Before we start to solve the problem itself, we’ll create two enhancements to make the solution more easy.

The first enhancement is to create a derivative version of the solve function by already passing the strings as parameters.

We could choose to omit the string parameters and get them by scope, but in order to avoid any kind of side effect it is better to keep the functions pure.

The second enhancement is to create an operator to concatenate a char with a string by calling the sprintf native function.

Now, let’s implement the first case, when the two chars are the same.

We’ll do it with a simple pattern matching syntax:And that’s it.

Simple, right?Let’s continue with the next (and obvious) case, two different chars.

This case is a little bit harder, because the solution starts to branch.

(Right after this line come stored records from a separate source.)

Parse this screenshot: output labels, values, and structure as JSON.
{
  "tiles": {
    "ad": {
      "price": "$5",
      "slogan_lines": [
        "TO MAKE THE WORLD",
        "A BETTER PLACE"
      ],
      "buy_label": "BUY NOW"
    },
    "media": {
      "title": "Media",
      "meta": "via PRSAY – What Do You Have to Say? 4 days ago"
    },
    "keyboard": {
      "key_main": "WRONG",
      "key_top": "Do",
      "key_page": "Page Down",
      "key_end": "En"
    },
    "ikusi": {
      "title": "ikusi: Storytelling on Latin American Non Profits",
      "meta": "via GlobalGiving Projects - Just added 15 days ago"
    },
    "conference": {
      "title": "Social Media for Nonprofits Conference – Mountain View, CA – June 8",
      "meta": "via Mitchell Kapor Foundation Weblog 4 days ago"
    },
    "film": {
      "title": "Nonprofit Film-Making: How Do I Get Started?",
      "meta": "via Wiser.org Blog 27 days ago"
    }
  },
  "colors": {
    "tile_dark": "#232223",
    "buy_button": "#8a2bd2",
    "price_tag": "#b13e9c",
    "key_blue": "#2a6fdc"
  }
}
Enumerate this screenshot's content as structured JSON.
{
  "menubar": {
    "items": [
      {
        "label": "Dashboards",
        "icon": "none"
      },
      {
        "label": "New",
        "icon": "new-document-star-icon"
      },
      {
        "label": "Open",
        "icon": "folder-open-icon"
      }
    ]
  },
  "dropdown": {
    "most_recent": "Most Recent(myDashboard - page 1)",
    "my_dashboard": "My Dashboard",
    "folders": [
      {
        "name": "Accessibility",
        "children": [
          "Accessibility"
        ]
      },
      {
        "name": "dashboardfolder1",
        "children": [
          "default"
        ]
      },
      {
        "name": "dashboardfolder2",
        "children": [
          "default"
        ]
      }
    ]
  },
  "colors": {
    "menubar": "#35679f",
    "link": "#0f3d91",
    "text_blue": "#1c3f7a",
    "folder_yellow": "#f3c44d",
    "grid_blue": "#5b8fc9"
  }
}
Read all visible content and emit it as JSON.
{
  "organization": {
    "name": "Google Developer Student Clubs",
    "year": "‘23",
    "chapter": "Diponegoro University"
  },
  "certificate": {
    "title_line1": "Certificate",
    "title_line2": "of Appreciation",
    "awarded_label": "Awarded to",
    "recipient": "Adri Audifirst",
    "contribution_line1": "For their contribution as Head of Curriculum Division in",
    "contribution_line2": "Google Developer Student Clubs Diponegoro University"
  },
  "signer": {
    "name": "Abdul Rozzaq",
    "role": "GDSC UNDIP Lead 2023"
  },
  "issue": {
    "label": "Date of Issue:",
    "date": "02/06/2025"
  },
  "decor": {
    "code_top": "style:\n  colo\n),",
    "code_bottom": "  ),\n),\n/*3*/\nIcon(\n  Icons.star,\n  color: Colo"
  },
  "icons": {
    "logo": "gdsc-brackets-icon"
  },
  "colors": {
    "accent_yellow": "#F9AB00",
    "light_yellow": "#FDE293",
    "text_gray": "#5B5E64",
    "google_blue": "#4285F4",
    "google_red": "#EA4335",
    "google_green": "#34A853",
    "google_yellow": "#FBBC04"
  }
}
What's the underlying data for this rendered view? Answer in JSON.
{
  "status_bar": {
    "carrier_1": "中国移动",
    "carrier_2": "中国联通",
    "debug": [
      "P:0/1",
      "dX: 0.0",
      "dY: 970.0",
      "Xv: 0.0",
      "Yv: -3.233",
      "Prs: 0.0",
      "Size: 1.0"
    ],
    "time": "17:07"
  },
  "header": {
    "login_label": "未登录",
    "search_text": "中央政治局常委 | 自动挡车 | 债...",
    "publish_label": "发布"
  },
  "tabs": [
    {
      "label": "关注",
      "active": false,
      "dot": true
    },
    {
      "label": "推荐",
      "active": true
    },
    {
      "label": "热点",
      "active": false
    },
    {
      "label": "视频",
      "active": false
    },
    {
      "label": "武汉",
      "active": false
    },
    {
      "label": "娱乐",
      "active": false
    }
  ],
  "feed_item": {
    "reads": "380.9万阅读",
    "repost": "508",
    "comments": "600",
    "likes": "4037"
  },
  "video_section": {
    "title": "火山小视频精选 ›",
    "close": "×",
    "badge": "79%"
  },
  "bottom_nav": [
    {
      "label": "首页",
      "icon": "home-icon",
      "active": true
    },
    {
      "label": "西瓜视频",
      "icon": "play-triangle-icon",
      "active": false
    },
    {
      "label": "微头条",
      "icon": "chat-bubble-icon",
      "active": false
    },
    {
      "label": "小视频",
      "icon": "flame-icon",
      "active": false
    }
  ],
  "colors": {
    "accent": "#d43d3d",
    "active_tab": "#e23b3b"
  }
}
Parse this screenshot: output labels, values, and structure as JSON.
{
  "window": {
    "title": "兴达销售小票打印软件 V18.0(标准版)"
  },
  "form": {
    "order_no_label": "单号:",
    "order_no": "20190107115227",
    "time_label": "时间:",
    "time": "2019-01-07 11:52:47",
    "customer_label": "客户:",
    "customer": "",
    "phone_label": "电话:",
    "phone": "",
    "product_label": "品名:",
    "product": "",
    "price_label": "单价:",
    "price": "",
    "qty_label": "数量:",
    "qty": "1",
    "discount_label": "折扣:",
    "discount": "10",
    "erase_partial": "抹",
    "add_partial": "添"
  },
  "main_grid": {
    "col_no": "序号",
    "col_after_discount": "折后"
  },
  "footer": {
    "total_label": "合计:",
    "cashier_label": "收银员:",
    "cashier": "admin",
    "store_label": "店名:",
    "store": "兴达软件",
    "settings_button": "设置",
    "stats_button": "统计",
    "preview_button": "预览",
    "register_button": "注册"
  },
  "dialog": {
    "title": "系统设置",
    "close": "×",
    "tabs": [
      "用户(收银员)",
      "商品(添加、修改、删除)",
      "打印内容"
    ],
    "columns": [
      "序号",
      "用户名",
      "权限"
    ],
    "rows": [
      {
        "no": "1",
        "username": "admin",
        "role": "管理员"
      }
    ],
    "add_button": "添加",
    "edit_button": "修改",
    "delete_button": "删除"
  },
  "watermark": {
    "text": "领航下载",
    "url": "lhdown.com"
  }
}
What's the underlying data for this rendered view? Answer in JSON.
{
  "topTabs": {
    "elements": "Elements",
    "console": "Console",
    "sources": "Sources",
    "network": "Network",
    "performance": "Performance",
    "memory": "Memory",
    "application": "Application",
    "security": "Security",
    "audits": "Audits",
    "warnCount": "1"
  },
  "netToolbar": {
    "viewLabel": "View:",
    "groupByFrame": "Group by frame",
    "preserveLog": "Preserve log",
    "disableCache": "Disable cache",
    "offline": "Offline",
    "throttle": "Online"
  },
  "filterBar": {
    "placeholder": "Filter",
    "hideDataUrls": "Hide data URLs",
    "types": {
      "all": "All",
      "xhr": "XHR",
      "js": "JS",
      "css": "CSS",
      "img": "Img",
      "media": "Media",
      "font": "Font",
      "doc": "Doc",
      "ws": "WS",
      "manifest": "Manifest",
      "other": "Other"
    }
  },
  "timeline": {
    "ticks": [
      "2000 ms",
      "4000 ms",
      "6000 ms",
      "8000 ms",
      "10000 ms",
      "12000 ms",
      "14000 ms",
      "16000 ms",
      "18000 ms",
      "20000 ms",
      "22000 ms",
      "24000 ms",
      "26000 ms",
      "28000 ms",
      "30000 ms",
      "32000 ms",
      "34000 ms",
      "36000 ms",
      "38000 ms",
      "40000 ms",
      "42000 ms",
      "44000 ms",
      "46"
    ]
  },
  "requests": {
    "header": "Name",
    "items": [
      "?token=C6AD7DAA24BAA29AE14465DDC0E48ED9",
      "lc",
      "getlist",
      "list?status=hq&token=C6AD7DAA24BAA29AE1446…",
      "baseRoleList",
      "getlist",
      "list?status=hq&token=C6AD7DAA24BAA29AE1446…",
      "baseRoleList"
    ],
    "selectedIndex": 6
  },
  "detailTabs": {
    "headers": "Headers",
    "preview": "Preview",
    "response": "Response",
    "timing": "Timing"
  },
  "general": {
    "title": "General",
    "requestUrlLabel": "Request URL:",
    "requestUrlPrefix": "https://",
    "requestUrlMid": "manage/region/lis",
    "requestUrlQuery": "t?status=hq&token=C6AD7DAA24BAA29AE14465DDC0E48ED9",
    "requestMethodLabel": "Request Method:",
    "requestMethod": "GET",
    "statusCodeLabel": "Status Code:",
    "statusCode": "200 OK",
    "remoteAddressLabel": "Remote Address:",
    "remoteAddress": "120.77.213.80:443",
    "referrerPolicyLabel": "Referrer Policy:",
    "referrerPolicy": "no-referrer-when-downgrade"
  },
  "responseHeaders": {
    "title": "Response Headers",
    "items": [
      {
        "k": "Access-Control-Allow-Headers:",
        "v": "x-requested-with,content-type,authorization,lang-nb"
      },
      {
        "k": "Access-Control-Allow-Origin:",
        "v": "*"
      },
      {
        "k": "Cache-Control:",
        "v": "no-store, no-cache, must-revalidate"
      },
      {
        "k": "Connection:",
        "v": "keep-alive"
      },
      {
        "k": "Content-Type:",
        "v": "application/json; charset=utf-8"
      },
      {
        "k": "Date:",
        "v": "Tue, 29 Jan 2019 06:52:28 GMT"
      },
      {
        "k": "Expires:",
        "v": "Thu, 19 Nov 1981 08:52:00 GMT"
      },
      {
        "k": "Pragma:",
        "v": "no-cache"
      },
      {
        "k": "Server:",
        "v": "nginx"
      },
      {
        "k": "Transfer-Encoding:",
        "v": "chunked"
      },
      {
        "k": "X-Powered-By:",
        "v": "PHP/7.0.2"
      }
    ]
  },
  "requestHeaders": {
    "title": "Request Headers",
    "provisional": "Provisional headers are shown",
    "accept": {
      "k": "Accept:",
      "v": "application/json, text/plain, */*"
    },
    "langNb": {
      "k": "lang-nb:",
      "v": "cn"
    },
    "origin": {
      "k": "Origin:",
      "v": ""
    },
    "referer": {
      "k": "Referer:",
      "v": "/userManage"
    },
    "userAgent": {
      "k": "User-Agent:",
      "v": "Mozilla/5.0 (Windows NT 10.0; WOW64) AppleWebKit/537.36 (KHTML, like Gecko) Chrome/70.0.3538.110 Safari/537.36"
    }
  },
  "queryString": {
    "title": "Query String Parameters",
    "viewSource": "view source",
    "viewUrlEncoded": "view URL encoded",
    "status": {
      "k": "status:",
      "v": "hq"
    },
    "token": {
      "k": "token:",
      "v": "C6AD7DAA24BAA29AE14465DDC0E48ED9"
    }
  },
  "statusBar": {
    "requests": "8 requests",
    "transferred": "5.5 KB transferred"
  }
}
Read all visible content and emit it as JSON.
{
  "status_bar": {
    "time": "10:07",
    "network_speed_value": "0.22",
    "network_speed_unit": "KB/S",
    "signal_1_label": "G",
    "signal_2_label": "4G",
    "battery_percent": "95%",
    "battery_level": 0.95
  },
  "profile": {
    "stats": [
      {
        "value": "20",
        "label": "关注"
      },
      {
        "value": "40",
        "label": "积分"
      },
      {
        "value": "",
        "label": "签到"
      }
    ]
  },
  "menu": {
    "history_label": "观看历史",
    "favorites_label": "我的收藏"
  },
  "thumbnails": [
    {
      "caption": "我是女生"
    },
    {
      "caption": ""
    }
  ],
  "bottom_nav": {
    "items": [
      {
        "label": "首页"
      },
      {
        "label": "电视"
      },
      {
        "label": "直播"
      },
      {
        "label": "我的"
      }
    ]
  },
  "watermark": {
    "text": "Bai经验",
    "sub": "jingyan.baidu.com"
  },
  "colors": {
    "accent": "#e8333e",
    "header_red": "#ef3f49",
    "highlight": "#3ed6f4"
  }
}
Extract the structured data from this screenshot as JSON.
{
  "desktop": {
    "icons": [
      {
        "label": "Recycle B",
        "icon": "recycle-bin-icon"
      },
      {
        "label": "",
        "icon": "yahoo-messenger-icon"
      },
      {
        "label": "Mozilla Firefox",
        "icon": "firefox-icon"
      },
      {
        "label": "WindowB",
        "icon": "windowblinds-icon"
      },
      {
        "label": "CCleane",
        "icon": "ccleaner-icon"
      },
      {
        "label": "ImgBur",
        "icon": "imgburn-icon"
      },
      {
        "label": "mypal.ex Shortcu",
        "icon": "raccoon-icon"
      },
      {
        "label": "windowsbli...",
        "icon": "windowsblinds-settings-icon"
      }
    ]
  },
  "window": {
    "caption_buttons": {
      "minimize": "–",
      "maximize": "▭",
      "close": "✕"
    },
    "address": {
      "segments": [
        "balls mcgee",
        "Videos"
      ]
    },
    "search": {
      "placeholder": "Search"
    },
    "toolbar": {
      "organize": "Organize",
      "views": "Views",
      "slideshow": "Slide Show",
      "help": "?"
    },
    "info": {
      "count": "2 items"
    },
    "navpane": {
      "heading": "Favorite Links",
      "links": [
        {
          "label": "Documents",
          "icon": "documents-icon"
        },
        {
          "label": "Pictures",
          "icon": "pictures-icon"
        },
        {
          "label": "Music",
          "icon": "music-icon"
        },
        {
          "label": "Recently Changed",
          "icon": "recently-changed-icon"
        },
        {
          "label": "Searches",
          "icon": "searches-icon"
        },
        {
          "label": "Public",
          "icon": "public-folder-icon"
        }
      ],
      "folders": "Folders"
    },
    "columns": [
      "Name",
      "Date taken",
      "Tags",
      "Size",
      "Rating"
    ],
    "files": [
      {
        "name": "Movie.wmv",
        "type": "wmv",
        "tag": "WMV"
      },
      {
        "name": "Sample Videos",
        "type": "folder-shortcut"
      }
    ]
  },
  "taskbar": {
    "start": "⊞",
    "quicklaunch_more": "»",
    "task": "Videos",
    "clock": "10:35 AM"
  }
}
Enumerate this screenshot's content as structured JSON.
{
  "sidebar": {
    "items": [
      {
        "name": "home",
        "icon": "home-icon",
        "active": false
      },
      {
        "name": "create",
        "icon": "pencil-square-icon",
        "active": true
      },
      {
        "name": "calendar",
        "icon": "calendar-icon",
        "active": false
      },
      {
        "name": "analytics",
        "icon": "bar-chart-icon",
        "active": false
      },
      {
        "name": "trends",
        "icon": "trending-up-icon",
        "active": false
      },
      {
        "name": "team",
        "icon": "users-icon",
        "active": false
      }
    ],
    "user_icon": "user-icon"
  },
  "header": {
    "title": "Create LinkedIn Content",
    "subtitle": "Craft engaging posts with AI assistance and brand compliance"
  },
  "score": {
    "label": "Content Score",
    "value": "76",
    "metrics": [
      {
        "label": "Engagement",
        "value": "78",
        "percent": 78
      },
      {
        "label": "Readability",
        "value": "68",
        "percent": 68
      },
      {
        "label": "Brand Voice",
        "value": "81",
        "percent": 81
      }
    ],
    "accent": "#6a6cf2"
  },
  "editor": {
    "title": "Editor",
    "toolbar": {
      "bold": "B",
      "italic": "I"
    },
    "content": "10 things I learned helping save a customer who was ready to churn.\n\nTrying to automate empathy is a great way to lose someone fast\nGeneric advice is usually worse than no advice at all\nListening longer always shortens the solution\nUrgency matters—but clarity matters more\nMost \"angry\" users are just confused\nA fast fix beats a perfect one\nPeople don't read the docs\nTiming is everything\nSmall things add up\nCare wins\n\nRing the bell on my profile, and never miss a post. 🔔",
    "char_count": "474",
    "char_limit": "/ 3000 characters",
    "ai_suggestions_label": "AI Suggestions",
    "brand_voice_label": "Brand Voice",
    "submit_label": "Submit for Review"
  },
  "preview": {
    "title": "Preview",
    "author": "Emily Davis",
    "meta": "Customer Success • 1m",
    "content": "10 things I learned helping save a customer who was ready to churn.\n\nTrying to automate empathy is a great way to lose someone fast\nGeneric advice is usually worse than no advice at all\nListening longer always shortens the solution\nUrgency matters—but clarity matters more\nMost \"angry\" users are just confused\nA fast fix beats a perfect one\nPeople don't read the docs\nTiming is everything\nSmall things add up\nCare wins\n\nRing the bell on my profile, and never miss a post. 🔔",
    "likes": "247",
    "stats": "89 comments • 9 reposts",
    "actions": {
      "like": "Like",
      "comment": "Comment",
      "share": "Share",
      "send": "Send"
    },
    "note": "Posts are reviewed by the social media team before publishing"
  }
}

Let’s take our example used before:"B" + LCS "MOAL" "LOA"In order to solve it, we need to follow the two possibles paths:Skipping the char of the first stringSkipping the char of the second stringAfter that, we compare the two obtained results and continue to solve the algorithm by keeping the longest result and discarding the other.

"B" + LCS "MOAL" "LOA" ="B" MAX_LENGTH(LCS "MOAL, LCS "LOA")Now, let’s implement it with a new nested function called “solve when different chars”, this function needs to call the derivative solve function twice, one for each possible path, then returns the longest result.

You can use the “≥” comparison as well, it’s just a definition question that isn’t necessarily related with the answer is right or wrong.

Now, let’s include a new branch on our pattern matching:The last case is the simplest one, we need to stop when the algorithm reach the end of string.

We can simply compare the indexes with the string lenght:And it’s ready!.Let’s test!And it’s looks right, isn’t?Now, let’s try with a real function, like Git-diff:… And it works?Maybe… But we aren’t able to see, because it is TOO SLOW.

How we can improve it?By using dynamic programming, a fancy name to a simple thing.

Ok, it’s not THAT simple, but we can understand dynamic programming as a process that store the intermediate results to avoid repeating the same computations.

We’ll doing this by implementing a cache matrix, yes, it need to be a mutable value, but let me tell you a secret, this isn’t necessarily wrong, in some scenarios (like this one), is totally acceptable to create a mutable values to increase performance.

This isn’t a rule, always avoid mutable values, right?They aren’t forbidden, but they do are problematic.

How exactly this cache matrix will work?.Simple, we already have two different indexes indexOriginal and indexEdited .

We’ll use they as positions in the matrix.

We also need to create this matrix internally and pass as parameter to solve function as code bellow.

Now, we need to create a new function to cache the result into the matrix and update the pattern matching to call it:Finally, we’ll add a new pattern that check the cache before compute a LCS of two chars:Yeah!.Now it’s done!Let’s try again:If your solution were developed correctly the result is shown almost instantly.

This isn’t the best solution yet, because it can throws a StackOverflowException with large texts.

We can solve it, but this is enough for now!See you in the next post!.